Originally published January 30, 2019 on Inc.com.
Working with a difficult person (and, often, more than one) is as expected in the workplace as attending pointless meetings.
We’ve all desperately tried to get a colleague to behave better, like the one who complains every time a change is announced, or who nitpicks at every detail in your presentation, or who completely withdraws when given direct feedback. These are the folks whom we try to work around, or avoid, or even pray that they find gainful employment in a different department – or a different company.
If you’re like most people, none of your approaches to get the other person to change make a noticeable, permanent, positive difference in your day-to-day relationship. There are likely multiple factors that may be contributing to your ongoing frustration. And while some of those factors will be outside of your control, choosing your mindset about your difficult person is completely within your power.
Here are three perspectives about working with difficult people that just might help you get unstuck:
1. You are likely your Difficult Person’s Difficult Person.
I have shared this point of view with thousands of leaders across industries in my workshop on “Navigating Conflict and Tricky Conversations”. Most of the participants have to hear this this idea — that your Difficult Person considers YOU difficult — at least twice in order to process it. We are so used to thinking about the other person as the problem that we rarely think about our contribution to the dynamic. But think about it: if you are experiencing the other person as challenging, he or she is likely experiencing you as challenging, too.

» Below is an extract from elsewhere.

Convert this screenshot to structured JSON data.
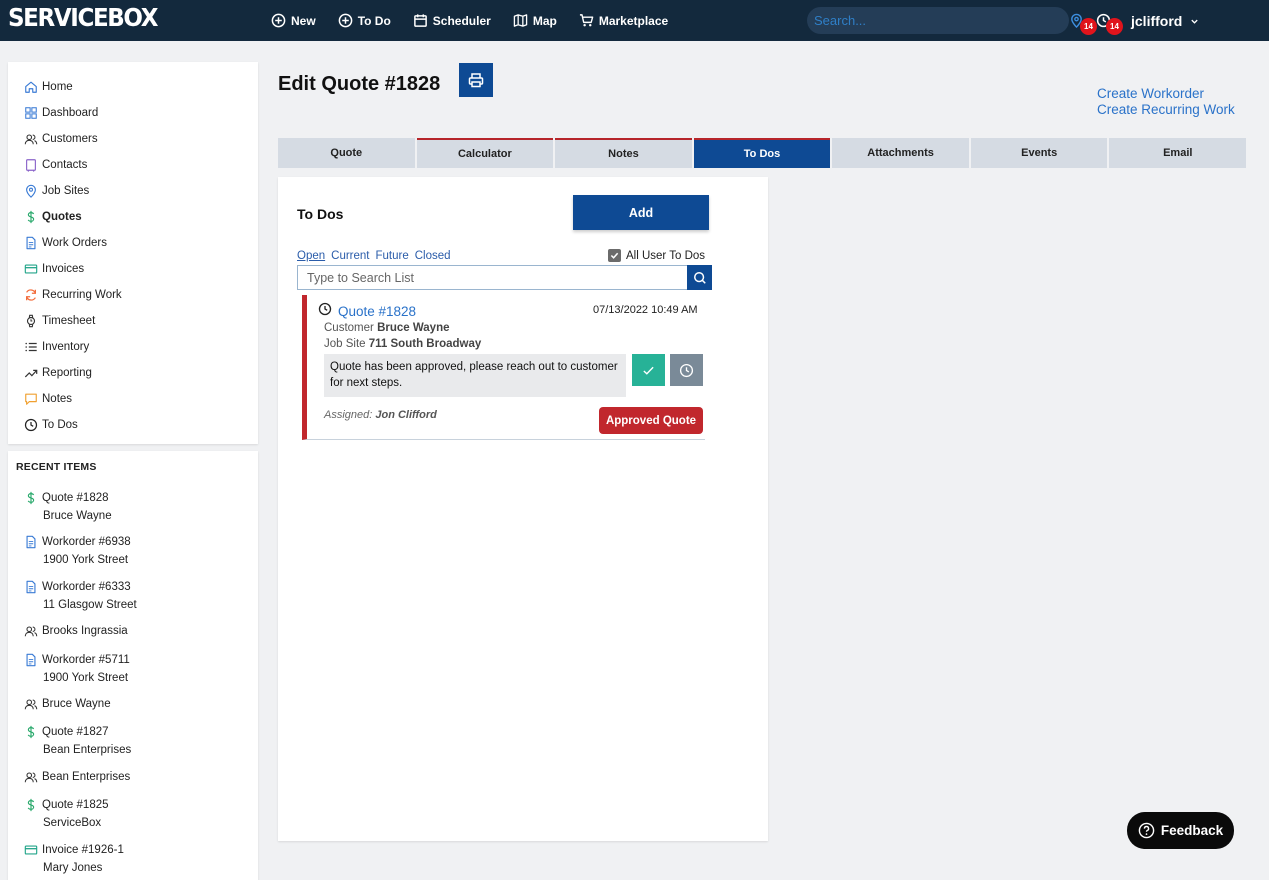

Now, you may not be challenging to each other in the same way–you may be frustrated by your colleague’s slow, painstaking and methodical approach to projects while she is bothered by your quick, intuitive way of executing tasks. Yet, the bottom-line is the same: you’re both driving each other bananas. So, take a step back from your indignation with your colleague, and reflect on how you may not be such a terrific person to work with, either.
2. Your Difficult Person may not be able to behave the way you want her to.
In her book, Make Difficult People Disappear: How to Deal with Stressful Behavior and Eliminate Conflict, Monica Wofford writes “Conflict occurs when we demand and expect others to behave in a way that is not natural or known.” While it might seem crystal clear to you that if your difficult person would just talk less/work faster/collaborate more, he or she would be the kind of person you’d be happy to work with. And while taking less/working faster/collaborating more might be behaviors that you can exhibit, and that you value, that may not be the case for your Difficult Person.
Wofford writes, “Those we work with who create conflict are often not being difficult, but are truly different in their approach.” If you’re expecting someone to “behave in a way that is not natural or known” to them, you’re in for an uphill battle. You may want to alter how you expect colleague to behave (meaning just like you would, right?), and acknowledge, appreciate and reward them for the value he or she brings to creating a necessary diversity of work styles.
3. You may not be able to fix things with your Difficult Person.
You may want the relationship to feel more positive and productive, but sometimes, that just isn’t in the cards. According to Robert Sutton, author of Good Boss, Bad Boss and The No Asshole Rule, if the relationship truly isn’t going to improve, you may need to “practice the fine art of emotional detachment”.
This includes ignoring the behaviors that feel intolerable to you, and choosing not get emotionally triggered–which certainly takes some practice. It also means not judging yourself harshly for not being able to make every workplace relationship a great one. Accept that you can change your own mindsets and behaviors, but you cannot change another person–and you cannot fix a relationship all by yourself.
As psychologist Carl Jung wrote, “Everything that irritates us about others can lead us to an understanding of ourselves.” Use what you come to learn about dealing with difficult people to improve yourself, and your future relationships–even if you can’t improve this one.